As a sign of the changing times, last year a butcher at the port offered me a pig's head for free -- he wasn't expecting anybody to buy it, I guess. He advised me to roast it in a covered clay pot, basted with olive oil mixed with chopped garlic and wild savory. I followed his advice and the result was memorable.
My sister and her husband happened to be with us, and although they seemed a bit skeptical when I put the head in the oven, they loved the bits of meat with the crackling skin, and all of us, Costas included, couldn't stop devouring it, ears, eyes, and all.
The Pig's Hide and Lard
Periklis begun began to break down the carcass by methodically removing the pig's hide in equally-sized ribbons. The philosophical explanation I got when I asked why it was done in this manner was that "this is the right way to do it." Mr. Atzakas said that he had no use for the skin and he was going to throw it to the dogs. He reminded me, though, that in the old days of poverty and island frugality, the pig's skin was used to bind and make a kind of rustic sandals, with the soles cut from pieces of worn-out car tires.
I remember in my childhood, when we visited my paternal grandmother in the port city of Piraeus, we often came across islanders who had just stepped out off of a boat wearing these crude sandals with curved rubber soles. My father called these island antiquarians "Byzantine saints," because they actually looked like the icon of John the Baptist: extremely thin, with dark and wrinkled complexions from the endless hours they spent working the fields or fishing under the sun. Up until recently, although the shoes can only be found in museums, the word gourounotsaroucha (pig-skin shoes), was still used to describe badly made, uncomfortable footwear.
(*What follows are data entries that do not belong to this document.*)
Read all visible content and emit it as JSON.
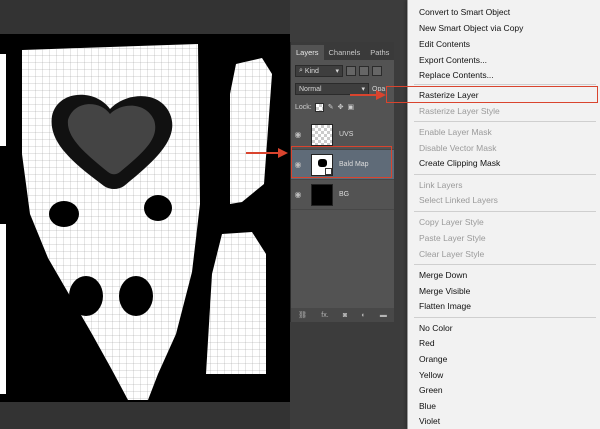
{
  "layers_panel": {
    "tabs": [
      "Layers",
      "Channels",
      "Paths"
    ],
    "kind_filter": "Kind",
    "blend_mode": "Normal",
    "opacity_label": "Opa",
    "lock_label": "Lock:",
    "layers": [
      {
        "name": "UVS",
        "visible": true
      },
      {
        "name": "Bald Map",
        "visible": true,
        "selected": true
      },
      {
        "name": "BG",
        "visible": true
      }
    ],
    "footer_icons": [
      "link-icon",
      "fx-icon",
      "mask-icon",
      "adjustment-icon",
      "folder-icon"
    ],
    "footer_fx": "fx."
  },
  "context_menu": {
    "items": [
      {
        "label": "Convert to Smart Object",
        "enabled": true
      },
      {
        "label": "New Smart Object via Copy",
        "enabled": true
      },
      {
        "label": "Edit Contents",
        "enabled": true
      },
      {
        "label": "Export Contents...",
        "enabled": true
      },
      {
        "label": "Replace Contents...",
        "enabled": true
      },
      {
        "label": "Rasterize Layer",
        "enabled": true,
        "highlighted": true
      },
      {
        "label": "Rasterize Layer Style",
        "enabled": false
      },
      {
        "label": "Enable Layer Mask",
        "enabled": false
      },
      {
        "label": "Disable Vector Mask",
        "enabled": false
      },
      {
        "label": "Create Clipping Mask",
        "enabled": true
      },
      {
        "label": "Link Layers",
        "enabled": false
      },
      {
        "label": "Select Linked Layers",
        "enabled": false
      },
      {
        "label": "Copy Layer Style",
        "enabled": false
      },
      {
        "label": "Paste Layer Style",
        "enabled": false
      },
      {
        "label": "Clear Layer Style",
        "enabled": false
      },
      {
        "label": "Merge Down",
        "enabled": true
      },
      {
        "label": "Merge Visible",
        "enabled": true
      },
      {
        "label": "Flatten Image",
        "enabled": true
      },
      {
        "label": "No Color",
        "enabled": true
      },
      {
        "label": "Red",
        "enabled": true
      },
      {
        "label": "Orange",
        "enabled": true
      },
      {
        "label": "Yellow",
        "enabled": true
      },
      {
        "label": "Green",
        "enabled": true
      },
      {
        "label": "Blue",
        "enabled": true
      },
      {
        "label": "Violet",
        "enabled": true
      }
    ]
  },
  "colors": {
    "annotation_red": "#d9442e",
    "menu_bg": "#f2f2f2",
    "panel_bg": "#535353"
  }
}
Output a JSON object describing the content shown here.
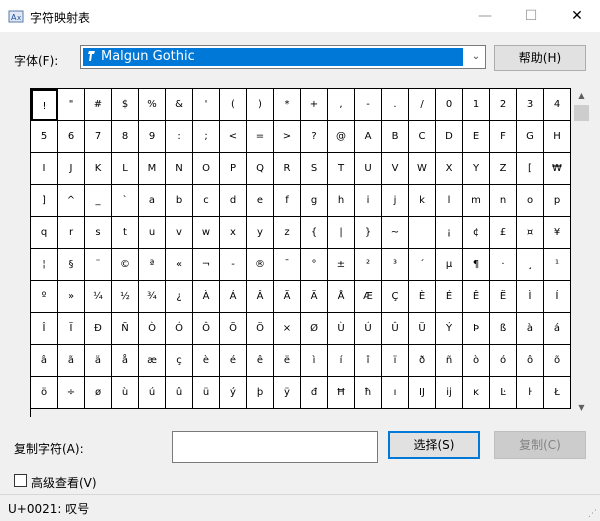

After skinning the pig, the fat had to be removed. Mr. Atzakas beamed with pride at the considerable amount of fat his pig had accumulated. "I was waking up in he middle of the night to feed it once more," he said. Although he was going to use only a small amount, and most of the fat was would be going to be thrown away (not fed to the dogs, I hoped), he was raising his pig in the manner passed down from his ancestors, in times when fat was a precious part of the pig. Most cooking and baking was done with lard all over the Cyclades. Few of the islands have an adequate amount of olive trees to produce enough oil for the island kitchens, and even if some people had olive oil, pork fat was very much appreciated for its taste. In the '60s, when "progress" came to this part of the world, Greeks were convinced that lard was bad for them, while margarine was the 'healthy' fat for modern people. We all know how that story ended, a few years back (see what Corby Kummer wrote in The New York Times).
Still, "traditional" Keans are not entirely convinced that margarine and butter are worse than lard, and most pork fat is still wasted today. Periklis follows the tradition and separates the fat from the inside of the belly -- which people call vassiliko (royal) -- from the outer layer of fat, under the pig's skin. 'Royal fat' is considered the best: silky and almost tasteless, it is reserved for baking. The women chopped some of it and dropped it in a blackened copper cauldron, adding only water. They set it to boil over a wood fire, at the side of the yard. (Later on I will describe in detail my adventures in making lard from pieces of vassiliko fat).